Robby Dee Photography 

Huge crowds took to the streets of London on 1 July to take part in this year’s Pride celebrations.

More than 30,000 participants from around 600 organisations got involved in this year’s Parade, which began at Hyde Park Corner and ended at Whitehall.

Organisers estimated that more than one million people took part in this year’s Pride festivities more generally, which coincided with the 51st anniversary of the UK’s first Pride march.

The day featured headline performances from Adam Lambert, Idina Menzel and Todrick Hall, with other stars such as Eden Hunter, Rita Ora and Jack Hawitt each delivering show-stopping sets.

Pride in London’s ‘Never March Alone’ campaign was featured prominently throughout the day, which emphasised the importance of supporting the trans+ community as it faces increasing persecution from both the media and politicians.

“We’ve got to make sure that we stand solid and strong”

Speaking to GAY TIMES ahead of taking part in the march, Sadiq Khan, the Mayor of London, emphasised the importance of celebrating Pride while also taking it as an opportunity to “recognise things aren’t perfect” yet.

“This community still faces prejudice, discrimination, hatred, violence,” he continued.

“We know in particular, the trans community is a community that is being stigmatised, demonised and weaponised and we are going to provide allyship.

“Whether it’s me providing allyship to this community or whether its members of the LGBTQI+ community providing allyship to each other.

“I’m quite clear, an attack on one minority is an attack on all minorities and an attack on all of us.”

Emily Thornberry, a Labour MP also serving as the Shadow Attorney General for England and Wales, marched alongside LGBTQ+ charity Stonewall.
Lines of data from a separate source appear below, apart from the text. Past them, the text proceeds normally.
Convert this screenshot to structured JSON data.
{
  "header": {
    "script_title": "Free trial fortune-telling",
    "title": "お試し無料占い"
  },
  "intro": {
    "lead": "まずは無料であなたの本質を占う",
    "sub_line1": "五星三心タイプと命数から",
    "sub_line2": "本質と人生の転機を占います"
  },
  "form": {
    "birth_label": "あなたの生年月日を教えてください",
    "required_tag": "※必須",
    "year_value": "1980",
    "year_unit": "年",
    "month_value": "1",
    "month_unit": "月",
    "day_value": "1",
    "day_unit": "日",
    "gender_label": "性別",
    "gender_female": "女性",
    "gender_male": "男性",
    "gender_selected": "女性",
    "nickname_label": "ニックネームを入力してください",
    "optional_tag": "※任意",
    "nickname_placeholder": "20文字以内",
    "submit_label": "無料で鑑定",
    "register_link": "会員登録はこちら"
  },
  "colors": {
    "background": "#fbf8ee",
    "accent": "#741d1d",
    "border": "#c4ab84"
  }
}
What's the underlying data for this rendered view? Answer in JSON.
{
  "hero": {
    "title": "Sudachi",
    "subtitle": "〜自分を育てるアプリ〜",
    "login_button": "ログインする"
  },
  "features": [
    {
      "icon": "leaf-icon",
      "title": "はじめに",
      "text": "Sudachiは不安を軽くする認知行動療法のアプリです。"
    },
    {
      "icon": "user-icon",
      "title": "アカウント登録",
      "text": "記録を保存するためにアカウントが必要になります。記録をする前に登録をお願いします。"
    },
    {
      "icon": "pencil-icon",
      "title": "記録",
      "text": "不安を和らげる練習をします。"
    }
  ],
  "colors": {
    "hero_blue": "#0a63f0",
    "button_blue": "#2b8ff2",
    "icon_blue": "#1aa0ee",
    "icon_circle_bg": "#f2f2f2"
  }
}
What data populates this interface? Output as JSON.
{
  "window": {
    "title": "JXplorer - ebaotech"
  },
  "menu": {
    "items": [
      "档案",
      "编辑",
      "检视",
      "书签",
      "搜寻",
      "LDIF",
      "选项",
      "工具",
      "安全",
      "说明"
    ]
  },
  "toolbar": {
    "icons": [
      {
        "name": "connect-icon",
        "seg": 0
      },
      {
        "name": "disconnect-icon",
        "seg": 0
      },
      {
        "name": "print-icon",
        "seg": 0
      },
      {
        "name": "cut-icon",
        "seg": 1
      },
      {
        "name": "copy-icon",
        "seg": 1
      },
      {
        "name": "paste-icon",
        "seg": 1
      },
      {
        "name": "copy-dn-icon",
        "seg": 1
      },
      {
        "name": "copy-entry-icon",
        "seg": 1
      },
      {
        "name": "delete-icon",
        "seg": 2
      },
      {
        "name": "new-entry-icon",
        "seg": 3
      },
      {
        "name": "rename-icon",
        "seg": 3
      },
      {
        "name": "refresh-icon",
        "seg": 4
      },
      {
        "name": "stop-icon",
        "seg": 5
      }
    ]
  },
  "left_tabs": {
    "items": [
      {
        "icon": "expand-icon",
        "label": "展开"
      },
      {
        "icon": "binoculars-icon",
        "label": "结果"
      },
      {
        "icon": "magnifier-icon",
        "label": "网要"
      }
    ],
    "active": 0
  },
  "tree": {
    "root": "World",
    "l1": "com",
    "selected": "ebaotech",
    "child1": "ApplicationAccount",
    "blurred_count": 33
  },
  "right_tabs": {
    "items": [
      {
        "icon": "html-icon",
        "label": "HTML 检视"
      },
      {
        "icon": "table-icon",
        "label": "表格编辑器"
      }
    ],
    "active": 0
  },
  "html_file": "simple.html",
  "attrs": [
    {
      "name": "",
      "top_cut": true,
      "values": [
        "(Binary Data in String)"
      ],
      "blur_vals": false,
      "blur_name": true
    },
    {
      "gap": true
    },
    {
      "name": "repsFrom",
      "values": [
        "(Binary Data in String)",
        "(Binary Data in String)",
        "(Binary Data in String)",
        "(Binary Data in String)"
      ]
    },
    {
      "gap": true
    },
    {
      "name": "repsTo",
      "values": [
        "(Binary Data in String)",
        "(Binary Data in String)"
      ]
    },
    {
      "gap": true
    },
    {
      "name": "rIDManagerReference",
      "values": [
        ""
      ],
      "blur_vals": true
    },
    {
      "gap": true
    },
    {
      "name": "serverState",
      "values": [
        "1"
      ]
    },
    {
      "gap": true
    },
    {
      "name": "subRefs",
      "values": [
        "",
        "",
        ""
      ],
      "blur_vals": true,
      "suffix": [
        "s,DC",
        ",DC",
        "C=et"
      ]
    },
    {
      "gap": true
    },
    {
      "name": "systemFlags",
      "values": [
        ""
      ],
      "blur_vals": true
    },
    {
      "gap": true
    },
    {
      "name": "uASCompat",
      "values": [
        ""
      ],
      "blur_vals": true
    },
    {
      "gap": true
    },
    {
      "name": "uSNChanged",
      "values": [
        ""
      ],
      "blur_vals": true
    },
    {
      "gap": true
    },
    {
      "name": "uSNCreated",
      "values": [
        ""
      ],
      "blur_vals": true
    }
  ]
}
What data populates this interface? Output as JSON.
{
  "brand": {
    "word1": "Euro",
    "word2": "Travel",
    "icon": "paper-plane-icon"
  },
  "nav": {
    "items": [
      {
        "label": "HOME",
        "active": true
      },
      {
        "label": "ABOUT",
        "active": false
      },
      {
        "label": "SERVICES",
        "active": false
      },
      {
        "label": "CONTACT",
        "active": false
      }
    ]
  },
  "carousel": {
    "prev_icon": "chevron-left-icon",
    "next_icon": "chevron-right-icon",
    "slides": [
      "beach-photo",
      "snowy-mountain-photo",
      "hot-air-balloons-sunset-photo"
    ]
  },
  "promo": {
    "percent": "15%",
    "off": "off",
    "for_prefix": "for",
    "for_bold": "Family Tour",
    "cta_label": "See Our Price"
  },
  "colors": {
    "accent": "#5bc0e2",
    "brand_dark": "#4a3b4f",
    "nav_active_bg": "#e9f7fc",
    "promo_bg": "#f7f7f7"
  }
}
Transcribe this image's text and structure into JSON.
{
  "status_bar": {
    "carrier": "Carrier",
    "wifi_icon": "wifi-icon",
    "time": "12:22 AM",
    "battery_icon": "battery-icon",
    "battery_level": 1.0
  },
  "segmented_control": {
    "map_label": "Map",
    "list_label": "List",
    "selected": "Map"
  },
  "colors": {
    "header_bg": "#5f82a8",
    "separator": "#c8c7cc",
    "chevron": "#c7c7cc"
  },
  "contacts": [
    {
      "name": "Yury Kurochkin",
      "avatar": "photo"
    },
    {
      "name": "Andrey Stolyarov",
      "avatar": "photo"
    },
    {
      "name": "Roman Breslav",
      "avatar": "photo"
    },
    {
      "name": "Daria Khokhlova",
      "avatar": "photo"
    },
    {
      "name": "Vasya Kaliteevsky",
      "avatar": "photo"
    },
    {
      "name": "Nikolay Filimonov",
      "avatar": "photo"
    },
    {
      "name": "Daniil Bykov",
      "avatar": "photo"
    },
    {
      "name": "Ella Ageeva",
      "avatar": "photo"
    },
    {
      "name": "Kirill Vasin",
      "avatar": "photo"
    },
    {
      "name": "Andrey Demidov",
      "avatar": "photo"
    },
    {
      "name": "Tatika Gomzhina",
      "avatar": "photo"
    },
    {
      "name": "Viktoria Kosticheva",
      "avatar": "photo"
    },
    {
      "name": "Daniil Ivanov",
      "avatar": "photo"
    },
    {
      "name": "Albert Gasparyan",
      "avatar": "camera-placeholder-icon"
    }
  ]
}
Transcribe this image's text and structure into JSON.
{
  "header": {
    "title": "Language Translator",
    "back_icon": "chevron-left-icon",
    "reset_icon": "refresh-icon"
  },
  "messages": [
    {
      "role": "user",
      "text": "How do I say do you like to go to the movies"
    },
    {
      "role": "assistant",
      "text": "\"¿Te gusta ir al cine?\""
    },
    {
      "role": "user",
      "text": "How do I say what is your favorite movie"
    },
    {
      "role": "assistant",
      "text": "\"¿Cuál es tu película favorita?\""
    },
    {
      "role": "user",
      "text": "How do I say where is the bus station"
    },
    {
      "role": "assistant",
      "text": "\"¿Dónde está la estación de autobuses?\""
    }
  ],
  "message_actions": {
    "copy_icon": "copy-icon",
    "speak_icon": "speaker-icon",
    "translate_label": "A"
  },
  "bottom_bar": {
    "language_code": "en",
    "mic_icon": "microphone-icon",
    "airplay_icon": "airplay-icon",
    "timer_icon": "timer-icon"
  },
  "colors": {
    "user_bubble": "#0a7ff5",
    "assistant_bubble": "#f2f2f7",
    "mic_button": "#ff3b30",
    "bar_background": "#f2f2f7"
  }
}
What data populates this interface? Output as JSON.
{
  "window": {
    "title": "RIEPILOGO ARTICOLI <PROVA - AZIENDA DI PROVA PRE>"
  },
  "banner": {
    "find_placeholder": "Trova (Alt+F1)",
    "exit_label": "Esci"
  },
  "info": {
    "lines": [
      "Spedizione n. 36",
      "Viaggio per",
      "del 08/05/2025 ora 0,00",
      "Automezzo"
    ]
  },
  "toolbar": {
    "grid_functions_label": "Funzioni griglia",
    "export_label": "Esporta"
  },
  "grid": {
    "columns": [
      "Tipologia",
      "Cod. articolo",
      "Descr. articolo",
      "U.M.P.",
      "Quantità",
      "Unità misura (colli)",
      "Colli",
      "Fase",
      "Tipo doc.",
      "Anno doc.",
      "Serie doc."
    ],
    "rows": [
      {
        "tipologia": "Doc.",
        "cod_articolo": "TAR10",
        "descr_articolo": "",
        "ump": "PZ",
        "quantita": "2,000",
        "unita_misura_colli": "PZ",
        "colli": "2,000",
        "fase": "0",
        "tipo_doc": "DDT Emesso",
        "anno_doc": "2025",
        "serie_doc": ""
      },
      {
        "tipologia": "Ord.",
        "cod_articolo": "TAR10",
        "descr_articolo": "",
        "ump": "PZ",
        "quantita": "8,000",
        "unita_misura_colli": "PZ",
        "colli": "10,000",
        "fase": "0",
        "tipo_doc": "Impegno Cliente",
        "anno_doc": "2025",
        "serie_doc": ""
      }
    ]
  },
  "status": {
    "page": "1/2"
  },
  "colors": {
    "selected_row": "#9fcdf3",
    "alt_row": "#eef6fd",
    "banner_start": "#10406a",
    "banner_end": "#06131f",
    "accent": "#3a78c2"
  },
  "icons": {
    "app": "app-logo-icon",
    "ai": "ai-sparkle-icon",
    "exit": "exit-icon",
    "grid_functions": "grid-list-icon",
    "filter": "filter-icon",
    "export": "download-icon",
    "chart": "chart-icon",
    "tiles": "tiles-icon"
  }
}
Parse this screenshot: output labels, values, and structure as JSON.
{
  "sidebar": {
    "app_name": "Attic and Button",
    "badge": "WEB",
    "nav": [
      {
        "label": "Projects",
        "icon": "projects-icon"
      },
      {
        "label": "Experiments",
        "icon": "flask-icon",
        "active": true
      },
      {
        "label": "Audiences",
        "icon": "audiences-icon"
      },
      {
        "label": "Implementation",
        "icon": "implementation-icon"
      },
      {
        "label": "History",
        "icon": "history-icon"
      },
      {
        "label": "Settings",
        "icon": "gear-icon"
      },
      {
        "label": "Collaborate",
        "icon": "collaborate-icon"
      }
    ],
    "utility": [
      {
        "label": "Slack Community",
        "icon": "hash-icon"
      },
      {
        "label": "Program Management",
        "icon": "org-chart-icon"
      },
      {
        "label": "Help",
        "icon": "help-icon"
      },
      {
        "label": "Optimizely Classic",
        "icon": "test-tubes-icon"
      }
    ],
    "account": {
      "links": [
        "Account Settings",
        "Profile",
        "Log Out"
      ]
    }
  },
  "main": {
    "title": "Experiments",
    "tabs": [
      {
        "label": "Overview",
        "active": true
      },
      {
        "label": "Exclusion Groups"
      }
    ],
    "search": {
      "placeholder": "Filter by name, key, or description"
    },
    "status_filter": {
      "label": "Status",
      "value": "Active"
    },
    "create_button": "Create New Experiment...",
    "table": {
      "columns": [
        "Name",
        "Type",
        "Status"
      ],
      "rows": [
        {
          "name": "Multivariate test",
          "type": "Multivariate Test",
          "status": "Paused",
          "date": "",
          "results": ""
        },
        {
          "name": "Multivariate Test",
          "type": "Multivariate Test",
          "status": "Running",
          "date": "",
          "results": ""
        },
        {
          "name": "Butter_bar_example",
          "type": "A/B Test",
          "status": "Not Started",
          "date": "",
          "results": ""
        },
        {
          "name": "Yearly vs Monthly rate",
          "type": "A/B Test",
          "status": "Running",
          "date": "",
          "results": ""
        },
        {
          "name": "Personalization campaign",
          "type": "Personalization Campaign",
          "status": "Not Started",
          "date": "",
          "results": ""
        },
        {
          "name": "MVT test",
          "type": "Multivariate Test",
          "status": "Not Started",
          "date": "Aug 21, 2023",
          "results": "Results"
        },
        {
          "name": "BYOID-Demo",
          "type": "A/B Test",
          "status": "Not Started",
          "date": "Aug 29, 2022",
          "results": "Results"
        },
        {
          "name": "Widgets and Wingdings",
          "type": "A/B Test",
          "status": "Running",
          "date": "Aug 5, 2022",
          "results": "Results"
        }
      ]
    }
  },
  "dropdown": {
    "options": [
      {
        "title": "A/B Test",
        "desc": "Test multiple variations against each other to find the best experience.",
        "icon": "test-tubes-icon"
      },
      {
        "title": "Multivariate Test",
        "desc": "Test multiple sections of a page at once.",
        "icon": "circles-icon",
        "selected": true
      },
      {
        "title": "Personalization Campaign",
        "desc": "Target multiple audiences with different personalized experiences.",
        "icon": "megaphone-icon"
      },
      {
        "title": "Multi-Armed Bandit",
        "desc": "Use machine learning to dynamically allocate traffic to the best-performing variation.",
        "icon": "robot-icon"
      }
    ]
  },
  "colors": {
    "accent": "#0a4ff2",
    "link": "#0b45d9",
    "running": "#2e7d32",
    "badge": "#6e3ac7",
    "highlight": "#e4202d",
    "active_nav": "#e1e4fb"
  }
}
“So I come every year that I can, I absolutely love it. That’s the truth, bottom line. I really enjoy it, it’s a great party,” she told GAY TIMES on the day. “However, it’s also really important in terms of the politics of it. It’s really important to be here in support and making it clear that we stand united. It always seems as though they’re coming for some of us and we’ve got to make sure that we stand solid and strong and that’s why I’m here.”

Leading sexual health charity Terrence Higgins Trust was among the organisations marching at Pride.

Richard Angell, its CEO, said the day showed the amount of support there is for ending new cases of HIV by 2030.

“And when the politicians are watching in, it isn’t just about the pretty flags, it’s about the important message that we’re sharing as well and they need to know this can be their legacy,” he explained.

“We’ve got one more parliament to go if we want to end this epidemic by 2030. They can be the difference we need to see and we could be the first country in the world to do it.”